    Canny, J.: A computational approach to edge detection. IEEE Trans. Pattern Anal. Mach. Intell. 8(6), 679–698 (1986)CrossRefGoogle Scholar
  13. 13.
    Vapnik, V.: Statistical Learning Theory. Wiley, New York (forthcoming, 1998)zbMATHGoogle Scholar
  14. 14.
    Hall, B., Chen, W., Reiss, M., Foran, D.J.: A clinically motivated 2-fold framework for quantifying and classifying immunohistochemically stained specimens. In: Ayache, N., Ourselin, S., Maeder, A. (eds.) MICCAI 2007, Part II. LNCS, vol. 4792, pp. 287–294. Springer, Heidelberg (2007)CrossRefGoogle Scholar
  15. 15.
    Yang, L., Chen, W., Meer, P., Salaru, G., Feldman, M.D., Foran, D.J.: High throughput analysis of breast cancer specimens on the grid. In: Med. Image Comput. Comput. Assist. Interv. Int. Conf. Med. Image Comput. Comput. Assist. Interv., vol. 10(pt. 1), pp. 617–25 (2007)Google Scholar
  16. 16.
    Kuhn, H.W.: The hungarian method for the assignment problem: Naval Research Logistic Quarterly 2, 83–97 (1955)CrossRefMathSciNetGoogle Scholar
  17. 17.
    Jain, A.K., Dubes, R.C.: Algorithms for clustering data. Prentice-Hall, Inc., Upper Saddle River (1988)zbMATHGoogle Scholar
  18. 18.
    Glotsos, D.: An image-analysis system based on support vector machines for automatic grade diagnosis of brain-tumour astrocytomas in clinical routine. Medical Informatics and the Internet in Medicine 30(3), 179–193 (2005)CrossRefGoogle Scholar

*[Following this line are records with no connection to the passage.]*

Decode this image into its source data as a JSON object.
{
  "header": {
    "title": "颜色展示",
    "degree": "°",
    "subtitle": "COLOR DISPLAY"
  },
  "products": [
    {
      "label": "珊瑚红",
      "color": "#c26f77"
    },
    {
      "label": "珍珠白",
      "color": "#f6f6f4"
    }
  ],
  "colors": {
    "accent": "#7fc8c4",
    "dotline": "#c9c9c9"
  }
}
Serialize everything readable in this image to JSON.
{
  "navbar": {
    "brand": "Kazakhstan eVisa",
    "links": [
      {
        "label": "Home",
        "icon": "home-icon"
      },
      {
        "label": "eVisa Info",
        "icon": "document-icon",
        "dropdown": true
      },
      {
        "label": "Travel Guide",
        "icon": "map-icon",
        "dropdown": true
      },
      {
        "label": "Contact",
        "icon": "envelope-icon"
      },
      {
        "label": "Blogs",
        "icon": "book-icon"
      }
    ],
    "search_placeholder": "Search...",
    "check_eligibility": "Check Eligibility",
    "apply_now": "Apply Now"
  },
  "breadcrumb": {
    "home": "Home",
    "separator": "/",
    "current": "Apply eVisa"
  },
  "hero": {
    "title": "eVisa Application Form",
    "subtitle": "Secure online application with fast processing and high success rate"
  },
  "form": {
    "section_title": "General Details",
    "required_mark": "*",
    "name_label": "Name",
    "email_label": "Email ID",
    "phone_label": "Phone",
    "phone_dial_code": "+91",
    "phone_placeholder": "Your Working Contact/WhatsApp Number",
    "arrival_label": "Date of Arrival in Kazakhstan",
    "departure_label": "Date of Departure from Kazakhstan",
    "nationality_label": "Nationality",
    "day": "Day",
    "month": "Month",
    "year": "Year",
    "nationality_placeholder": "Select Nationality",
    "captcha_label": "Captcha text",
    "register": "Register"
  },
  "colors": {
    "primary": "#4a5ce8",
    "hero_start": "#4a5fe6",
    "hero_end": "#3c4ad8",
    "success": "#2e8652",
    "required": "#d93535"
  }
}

Copyright information

© Springer-Verlag Berlin Heidelberg 2008

Authors and Affiliations

  • Thomas J. Fuchs
    • 1
    • 3
  • Tilman Lange
    • 1
  • Peter J. Wild
    • 2
  • Holger Moch
    • 2
    • 3
  • Joachim M. Buhmann
    • 1
    • 3
  1. 1.Institute for Computational ScienceETH ZürichSwitzerland
  2. 2.Institute of PathologyUniversity Hospital Zürich, University ZürichSwitzerland
  3. 3.Competence Center for Systems Physiology and Metabolic DiseasesETH Zürich 

Personalised recommendations